State Sen. Scott Martin, chair of the Senate Education Committee, said the provision will put Pennsylvania schools on a level playing field when it comes to recruiting. “This is critical for collegiate athletic programs in Pennsylvania so they will not be put at a competitive recruiting disadvantage after July 1, as many states will be implementing enabling rules,” he said.
This year’s code bills included a number of other major policy changes, including the repeal of a major regulation that would have expanded overtime eligibility for Pennsylvania workers.
The overtime expansion was sought by the Wolf administration, which said last year that the regulation would have resulted in new overtime eligibility for more than 80,000 workers. Wolf nearly traded the overtime rule for a minimum wage increase in 2019, but the bill died in the House and the governor continued to move the overtime expansion through the regulatory process.
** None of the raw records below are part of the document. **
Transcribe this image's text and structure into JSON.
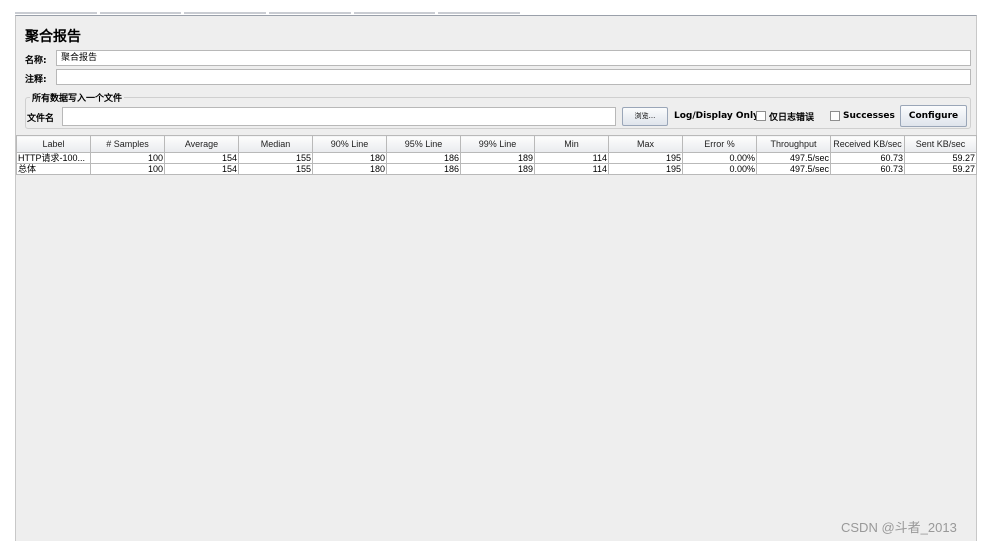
{
  "panel": {
    "title": "聚合报告",
    "name_label": "名称:",
    "name_value": "聚合报告",
    "comment_label": "注释:",
    "comment_value": ""
  },
  "file_group": {
    "title": "所有数据写入一个文件",
    "file_label": "文件名",
    "file_value": "",
    "browse_label": "浏览...",
    "log_display_label": "Log/Display Only:",
    "errors_only_label": "仅日志错误",
    "errors_only_checked": false,
    "successes_label": "Successes",
    "successes_checked": false,
    "configure_label": "Configure"
  },
  "table": {
    "headers": [
      "Label",
      "# Samples",
      "Average",
      "Median",
      "90% Line",
      "95% Line",
      "99% Line",
      "Min",
      "Max",
      "Error %",
      "Throughput",
      "Received KB/sec",
      "Sent KB/sec"
    ],
    "rows": [
      [
        "HTTP请求-100...",
        "100",
        "154",
        "155",
        "180",
        "186",
        "189",
        "114",
        "195",
        "0.00%",
        "497.5/sec",
        "60.73",
        "59.27"
      ],
      [
        "总体",
        "100",
        "154",
        "155",
        "180",
        "186",
        "189",
        "114",
        "195",
        "0.00%",
        "497.5/sec",
        "60.73",
        "59.27"
      ]
    ]
  },
  "watermark": "CSDN @斗者_2013"
}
According to a report from the AP, repealing the overtime rule was part of a trade to secure the $100 million needed for the “Level Up” initiative that will drive out funds to the state’s poorest schools.
Multiple new tax breaks were also created under this year’s budget, including breaks for flight simulators, and a sales and use tax exemption for the purchase of computer equipment to be used at a state-certified computer data center.
Additionally, the state’s Independent Fiscal Office will now be required to conduct dynamic scoring of all proposed legislation that will have an impact on taxpayers of $50 million or greater. Under the provision, the IFO will be required to provide analyses that take into account the behavioral responses of taxpayers and other potential impacts from the legislation.